> _DIRECTIONS_
Copy each line of the records below that has "title" in it.

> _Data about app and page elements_
%%

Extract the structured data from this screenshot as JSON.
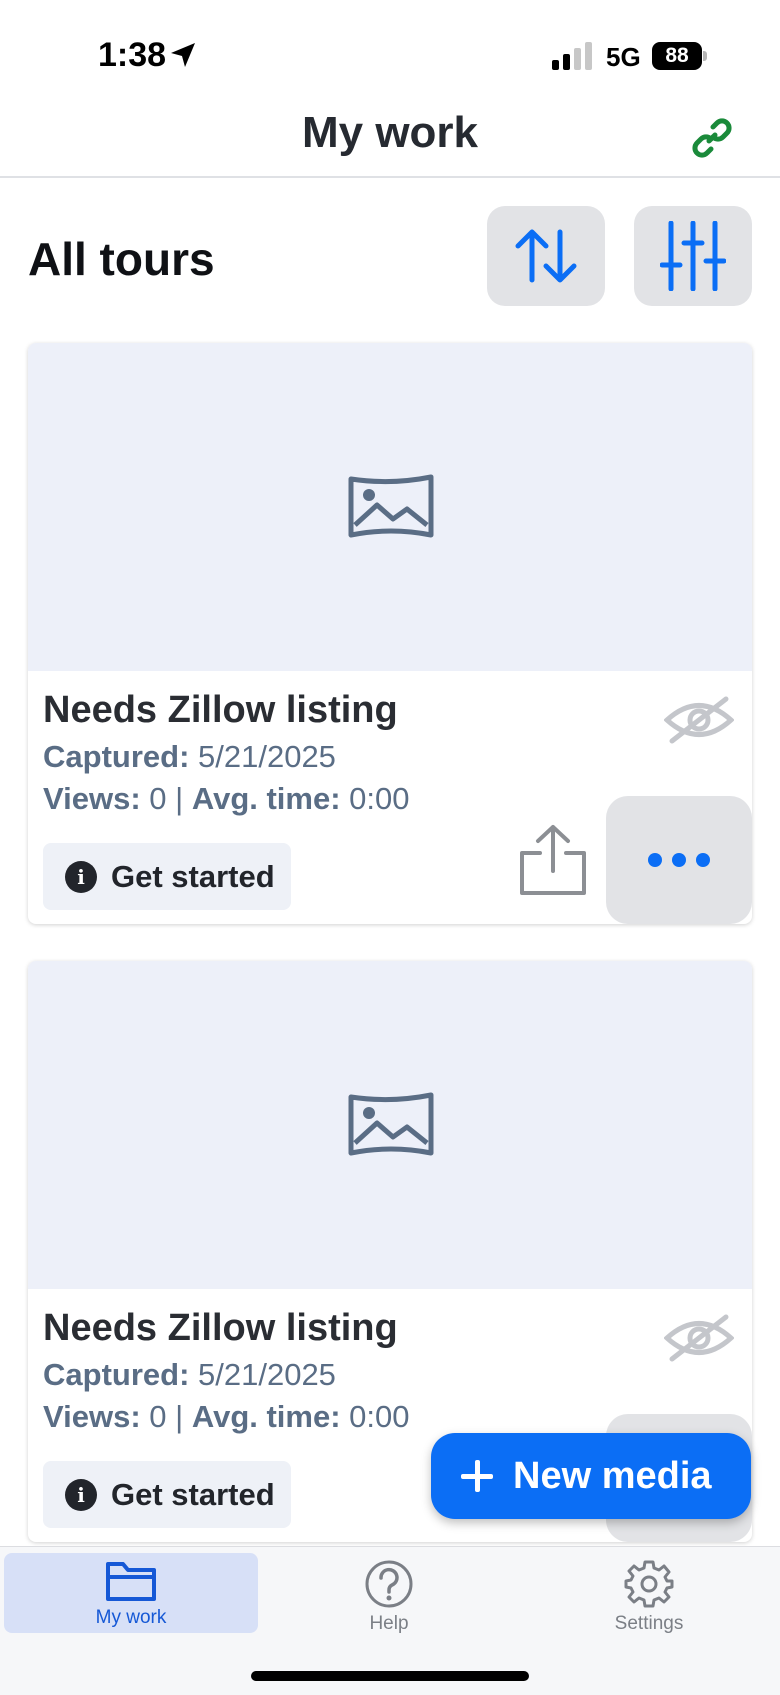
{
  "status_bar": {
    "time": "1:38",
    "network": "5G",
    "battery": "88",
    "location_icon": "location-arrow-icon",
    "signal_icon": "cell-signal-icon"
  },
  "header": {
    "title": "My work",
    "link_icon": "link-icon",
    "link_color": "#1a8a3a"
  },
  "section": {
    "title": "All tours",
    "sort_icon": "sort-arrows-icon",
    "filter_icon": "sliders-icon"
  },
  "tours": [
    {
      "title": "Needs Zillow listing",
      "captured_label": "Captured:",
      "captured_value": "5/21/2025",
      "views_label": "Views:",
      "views_value": "0",
      "separator": "|",
      "avg_label": "Avg. time:",
      "avg_value": "0:00",
      "get_started": "Get started"
    },
    {
      "title": "Needs Zillow listing",
      "captured_label": "Captured:",
      "captured_value": "5/21/2025",
      "views_label": "Views:",
      "views_value": "0",
      "separator": "|",
      "avg_label": "Avg. time:",
      "avg_value": "0:00",
      "get_started": "Get started"
    }
  ],
  "fab": {
    "label": "New media"
  },
  "bottom_nav": {
    "items": [
      {
        "label": "My work",
        "icon": "folder-icon",
        "active": true
      },
      {
        "label": "Help",
        "icon": "help-circle-icon",
        "active": false
      },
      {
        "label": "Settings",
        "icon": "gear-icon",
        "active": false
      }
    ]
  },
  "colors": {
    "accent": "#0b6ef5",
    "text_secondary": "#5a6d85",
    "image_placeholder": "#edf0f9"
  }
}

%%

> _OUTPUT OF THE TASK_
    "title": "My work",
    "title": "All tours",
      "title": "Needs Zillow listing",
      "title": "Needs Zillow listing",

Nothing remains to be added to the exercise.